The back of the box kept them occupied as they began to categorize the figures into four groups: 1) common – 1/6 odds 2) uncommon- 1/12 odds 3) rare – 1/24 odds and 4) epic – 1/36 odds. They went on to discuss their ideas about how many you would have to buy to get all 12 figures in this series. They also had boxes from 2 different series, which both included Harry Potter, of course. “How many Harry’s would you get if you tried to collect all the figures?” they wondered. And, “What are the chances we both get an ‘epic’?” and “What are the chances we get the same figure?” Somehow, nobody but me was wondering, “How many stores will we have to visit?” or “How many miles have we covered so far?” Occasionally they turned to the calculator on my phone to work out some of their reasoning. I have no idea if their math was correct. This is partly because my attention was on the road, but also because it didn’t really matter to me in that moment if it was. This was a mathematical conversation between two kids who were motivated to explore this situation. What more can I ask? I work hard to be patient and accepting of math ideas, trusting that correct methods will show up with time. I don’t need to do anything in this moment, but listen. Even by asking a question I might run the risk of derailing the conversation, or zapping their energy.

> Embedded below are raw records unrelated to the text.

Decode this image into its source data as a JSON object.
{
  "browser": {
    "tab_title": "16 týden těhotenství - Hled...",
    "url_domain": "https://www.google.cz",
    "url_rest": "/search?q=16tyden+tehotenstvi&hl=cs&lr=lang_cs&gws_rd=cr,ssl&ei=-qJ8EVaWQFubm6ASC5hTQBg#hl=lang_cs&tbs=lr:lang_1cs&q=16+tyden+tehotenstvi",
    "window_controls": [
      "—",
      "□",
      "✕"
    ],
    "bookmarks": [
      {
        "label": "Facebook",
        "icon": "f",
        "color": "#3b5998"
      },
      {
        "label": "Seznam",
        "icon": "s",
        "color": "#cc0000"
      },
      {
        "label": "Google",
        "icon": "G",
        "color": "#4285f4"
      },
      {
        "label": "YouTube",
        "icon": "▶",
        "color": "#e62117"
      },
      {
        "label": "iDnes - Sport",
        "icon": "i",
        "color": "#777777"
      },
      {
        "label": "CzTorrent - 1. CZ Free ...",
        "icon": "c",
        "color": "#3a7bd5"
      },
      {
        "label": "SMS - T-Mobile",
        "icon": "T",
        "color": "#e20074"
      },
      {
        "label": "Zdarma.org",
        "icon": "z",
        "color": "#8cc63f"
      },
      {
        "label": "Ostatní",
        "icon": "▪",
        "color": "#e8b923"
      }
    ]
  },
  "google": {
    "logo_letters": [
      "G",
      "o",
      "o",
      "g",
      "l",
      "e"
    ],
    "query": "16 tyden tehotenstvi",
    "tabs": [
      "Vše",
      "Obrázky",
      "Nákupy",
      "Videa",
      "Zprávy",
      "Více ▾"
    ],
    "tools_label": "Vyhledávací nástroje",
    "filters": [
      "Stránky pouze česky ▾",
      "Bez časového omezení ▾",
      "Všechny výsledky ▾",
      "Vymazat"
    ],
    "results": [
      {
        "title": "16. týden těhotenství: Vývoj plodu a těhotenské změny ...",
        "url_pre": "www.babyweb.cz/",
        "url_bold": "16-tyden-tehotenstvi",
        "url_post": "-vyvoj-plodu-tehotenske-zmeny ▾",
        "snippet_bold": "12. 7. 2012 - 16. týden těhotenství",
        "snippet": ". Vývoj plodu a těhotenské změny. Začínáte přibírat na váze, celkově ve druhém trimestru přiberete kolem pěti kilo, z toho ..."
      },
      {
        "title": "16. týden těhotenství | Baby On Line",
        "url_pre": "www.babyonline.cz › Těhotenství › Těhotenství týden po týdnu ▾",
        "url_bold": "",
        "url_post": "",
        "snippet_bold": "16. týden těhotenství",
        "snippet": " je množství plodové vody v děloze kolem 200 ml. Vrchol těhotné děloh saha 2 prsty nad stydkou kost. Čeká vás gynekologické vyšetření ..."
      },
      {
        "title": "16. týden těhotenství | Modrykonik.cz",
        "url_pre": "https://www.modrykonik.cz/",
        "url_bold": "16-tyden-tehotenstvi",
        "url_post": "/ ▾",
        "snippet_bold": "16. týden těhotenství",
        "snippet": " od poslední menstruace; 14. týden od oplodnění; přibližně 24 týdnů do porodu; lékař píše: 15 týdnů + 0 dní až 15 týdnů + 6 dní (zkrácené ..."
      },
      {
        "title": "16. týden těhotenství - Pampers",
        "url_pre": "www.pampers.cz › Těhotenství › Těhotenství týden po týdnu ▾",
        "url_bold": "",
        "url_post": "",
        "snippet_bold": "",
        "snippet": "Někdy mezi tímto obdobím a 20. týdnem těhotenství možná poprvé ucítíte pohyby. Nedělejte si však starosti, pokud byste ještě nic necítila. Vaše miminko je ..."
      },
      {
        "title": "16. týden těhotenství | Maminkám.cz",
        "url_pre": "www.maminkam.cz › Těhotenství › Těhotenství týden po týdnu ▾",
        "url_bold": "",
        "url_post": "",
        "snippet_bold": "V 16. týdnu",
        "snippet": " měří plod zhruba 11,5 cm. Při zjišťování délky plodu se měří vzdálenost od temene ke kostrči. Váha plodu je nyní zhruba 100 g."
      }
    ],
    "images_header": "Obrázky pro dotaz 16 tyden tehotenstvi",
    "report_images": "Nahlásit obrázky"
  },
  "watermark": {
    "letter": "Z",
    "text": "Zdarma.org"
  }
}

Thankful for my Barnes and Noble educator discount and holiday gift money from family, they each left with two more mini-figures. After working out the rules for how they would open them (each of them went to a separate room and called out the category of probability before revealing) on the way home, they finally opened their boxes. The dreaded duplicate…a painful life lesson in experimental probability. And yet, another opportunity to work out rules about trading and fairness of trades based on the commonality of the figure. Odds are there are more mystery mini-figure math discussions to come in my house.

#### Molly Daley

Molly Daley is a Regional Mathematics Coordinator at ESD 112 in Vancouver, WA. She started the Math Anywhere! project to help children and their grown-ups experience the creative and playful side of mathematics. As soon as she learned there was more to math than the rules she memorized in school, Molly was hooked. She believes math is expansive and she likes helping people recognize their own mathematical connection.

My 6yo and 4yo had a similar conversation last month with collectible “squishy guys”. The 6yo was calculating how much money he would need to “collect them all”. I was calculating how many square feet his room would need to be to house them. ðŸ˜„